JR: I have no right to comm-? I thought I had a right when there’s freedom of speech to comment on anything. – Again with the interjections. And now we must contend with how hurt you are that your freedom of speech has been cut off. John, you’re not a very good listener.

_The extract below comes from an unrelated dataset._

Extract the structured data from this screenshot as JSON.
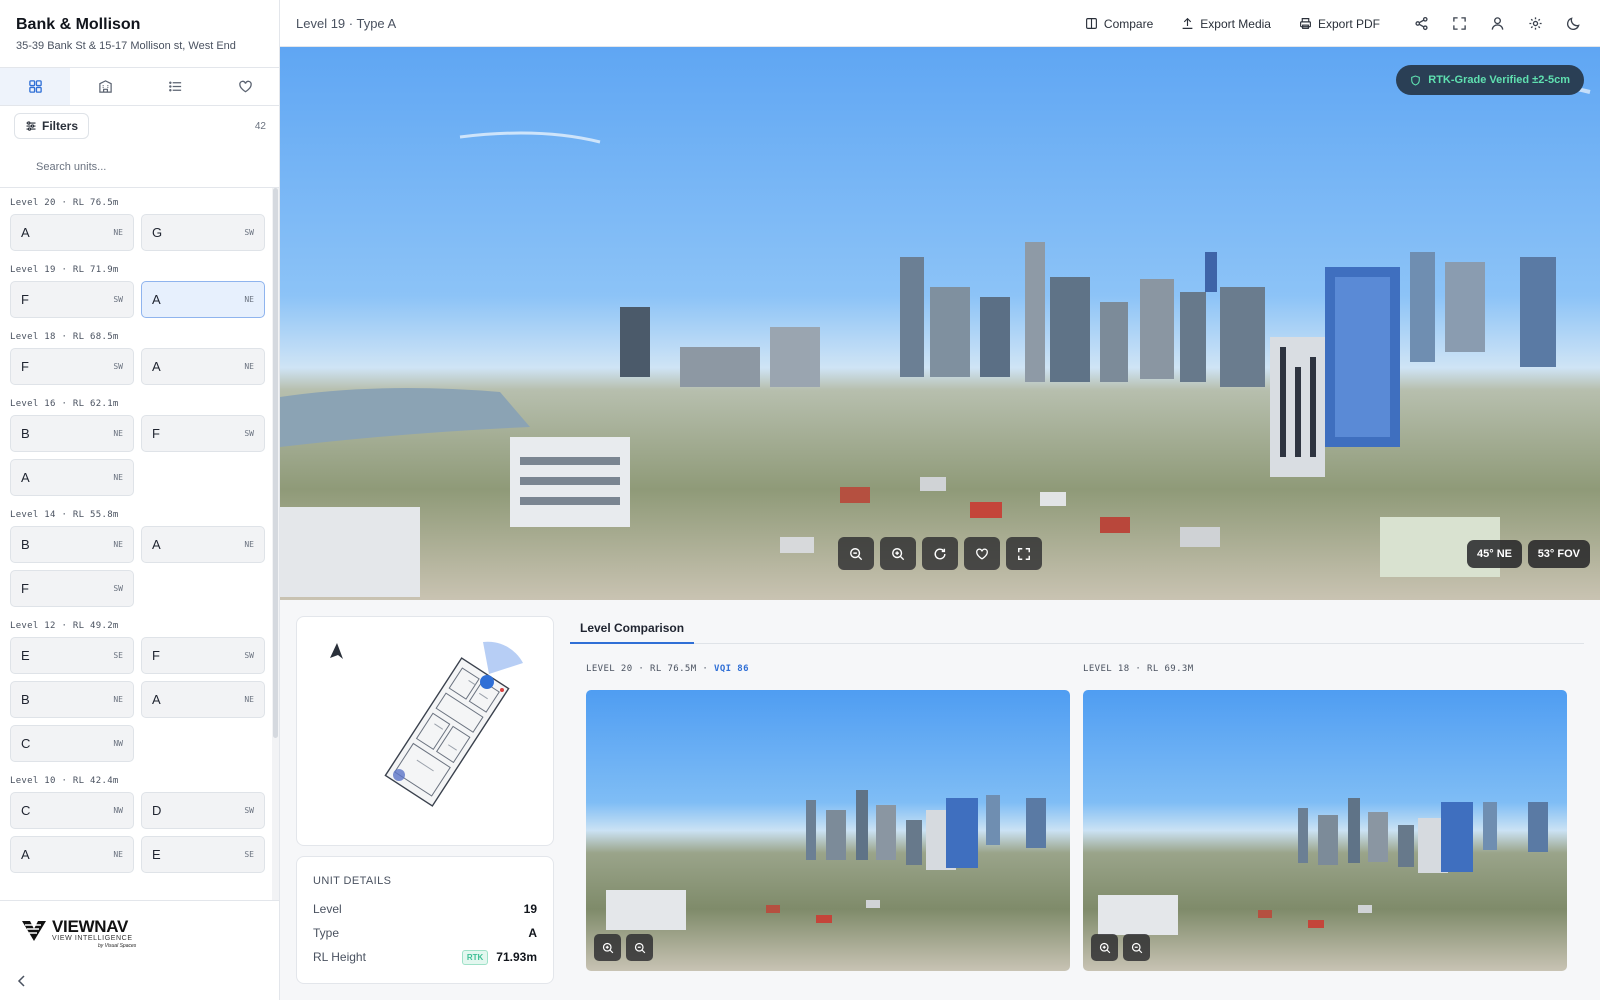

At multiple points in the conversation, Mishka had pointed out that neither you nor she is a black womxn and therefore has no experience of black hair struggles (the root of the topic at hand, remember). So with the shorthand of “you have no right to comment and neither do I”, I believe that Mishka was not using the term “right” in the strict political sense, but rather in the sense that suggests legitimacy and relevance.

You’d have known this if you had focused on rights of black womxn and had the humility to deduce your own lack of knowledge or place in the conversation.

MW: Nnnno no, that’s not how freedom of speech works.

JR: – Well you tell me what I’ve got a right to comment on, Mishka. – Now you’re just getting passive aggressive and we all can hear it.

Courtesy of Rupert Koopman
Courtesy of Rupert Koopman

MW: You really don’t have the right to comment on the very specific lived experiences of marginalised and oppressed groups in the country. – I think by this point Mishka sounds exasperated with the direction this conversation is going in. It was a great opportunity to interrogate the structural racism inherent in our institutions, but now it seems like it’s going to be a lesson on white privilege.

JR: Then I don’t have the right to comment on virtually everything! – Well, it’s more about the decency to realise how much your people’s voice and ideas and structures already reverberate off the walls of school corridors and boardrooms alike. And given this awareness, you might realise that this is not very cool for an African country with a majority black, African population to be dealing with. You may wish to sit down more often (knowing that you’ll still probably be sitting in a comfortable wicker chair). We cannot infringe on your rights to freedom of speech but you can no longer expect a passive audience.

MW: Black womxn’s hair is an extremely contentious issue and has been a contentious issue since colonial times. And the way that black womxn are reclaiming their hair – or rather – claiming their hair, because they were never allowed to claim it in the first place, is an issue that they have to deal with by themselves. We have no right – or rather – non-black people have no right to talk to them about how they should wear their hair or what goes in what situations.

JR: Not even to discuss it?
MW: I think you can discuss it –
JR: Ohhh I can discuss it. Alright I can discuss – – John. Why you so petty?
MW: But in a discussion if you begin speaking over black womxn – which is often the case – that becomes an issue. – Did you even hear this?

JR: Ohhhkay thank you Mishka Wazar. *ends call*

Alright and don’t get me wrong, because I believe that racism is not something that can be experienced by white people. I’ve told you. I think that racism is something experienced by black people. That’s a lesson that I have learnt. But now I’m told that we cannot discuss issues with, with, well you heard what Mishka said. – Yes John, we heard what Mishka said. But we’re not quite sure you did, because you were too busy trying to put your ideas about school rules and the need for paternalistic discipline on the airwaves, and then getting overly offended when you were reminded that people like you and people like me do not have the legitimacy to decide what constitutes cultural expression for black womxn.

Next time John, maybe you and your network should opt out of hosting a live discussion about a topic you have no lived experience in. And maybe you should have tried to get a learner (with fantastic braids) on the line. Mishka was great, but even as she said, she felt unqualified to talk about the issue at hand.

But now, by the end of this call, we’ve forgotten about the issue of the girls and the exclusion and the systemic racism and we’re reminded of how awful it is that you, John Robbie, had your rights curtailed.

This is the power of big radio. And you kinda abused it.

Author’s note: The “x” in “Womxn” is a gender neutral replacement for “a” or “e”. Therefore includes everyone.
Featured image via Facebook